Could you return all of the records exactly, minus their images?

Study material:

————————

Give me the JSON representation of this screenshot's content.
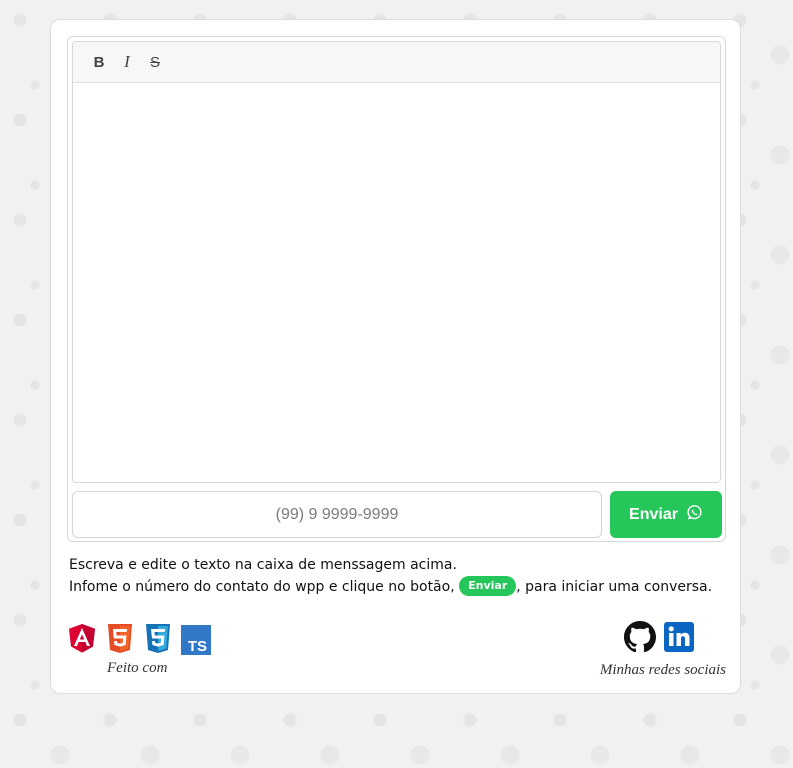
{
  "toolbar": {
    "bold_icon": "bold-icon",
    "bold_label": "B",
    "italic_icon": "italic-icon",
    "italic_label": "I",
    "strike_icon": "strikethrough-icon",
    "strike_label": "S"
  },
  "editor": {
    "content": ""
  },
  "phone": {
    "placeholder": "(99) 9 9999-9999",
    "value": ""
  },
  "send_button": {
    "label": "Enviar",
    "icon": "whatsapp-icon"
  },
  "instructions": {
    "line1": "Escreva e edite o texto na caixa de menssagem acima.",
    "line2_before": "Infome o número do contato do wpp e clique no botão, ",
    "inline_button": "Enviar",
    "line2_after": ", para iniciar uma conversa."
  },
  "tech": {
    "icons": [
      "angular-icon",
      "html5-icon",
      "css3-icon",
      "typescript-icon"
    ],
    "typescript_text": "TS",
    "label": "Feito com"
  },
  "social": {
    "icons": [
      "github-icon",
      "linkedin-icon"
    ],
    "label": "Minhas redes sociais"
  },
  "colors": {
    "accent_green": "#25c65a",
    "angular_red": "#dd0031",
    "html5_orange": "#e44d26",
    "css3_blue": "#1572b6",
    "typescript_blue": "#3178c6",
    "linkedin_blue": "#0a66c2"
  }
}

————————

Response to this task:
Give me the JSON representation of this screenshot's content.
{
  "toolbar": {
    "bold_icon": "bold-icon",
    "bold_label": "B",
    "italic_icon": "italic-icon",
    "italic_label": "I",
    "strike_icon": "strikethrough-icon",
    "strike_label": "S"
  },
  "editor": {
    "content": ""
  },
  "phone": {
    "placeholder": "(99) 9 9999-9999",
    "value": ""
  },
  "send_button": {
    "label": "Enviar",
    "icon": "whatsapp-icon"
  },
  "instructions": {
    "line1": "Escreva e edite o texto na caixa de menssagem acima.",
    "line2_before": "Infome o número do contato do wpp e clique no botão, ",
    "inline_button": "Enviar",
    "line2_after": ", para iniciar uma conversa."
  },
  "tech": {
    "icons": [
      "angular-icon",
      "html5-icon",
      "css3-icon",
      "typescript-icon"
    ],
    "typescript_text": "TS",
    "label": "Feito com"
  },
  "social": {
    "icons": [
      "github-icon",
      "linkedin-icon"
    ],
    "label": "Minhas redes sociais"
  },
  "colors": {
    "accent_green": "#25c65a",
    "angular_red": "#dd0031",
    "html5_orange": "#e44d26",
    "css3_blue": "#1572b6",
    "typescript_blue": "#3178c6",
    "linkedin_blue": "#0a66c2"
  }
}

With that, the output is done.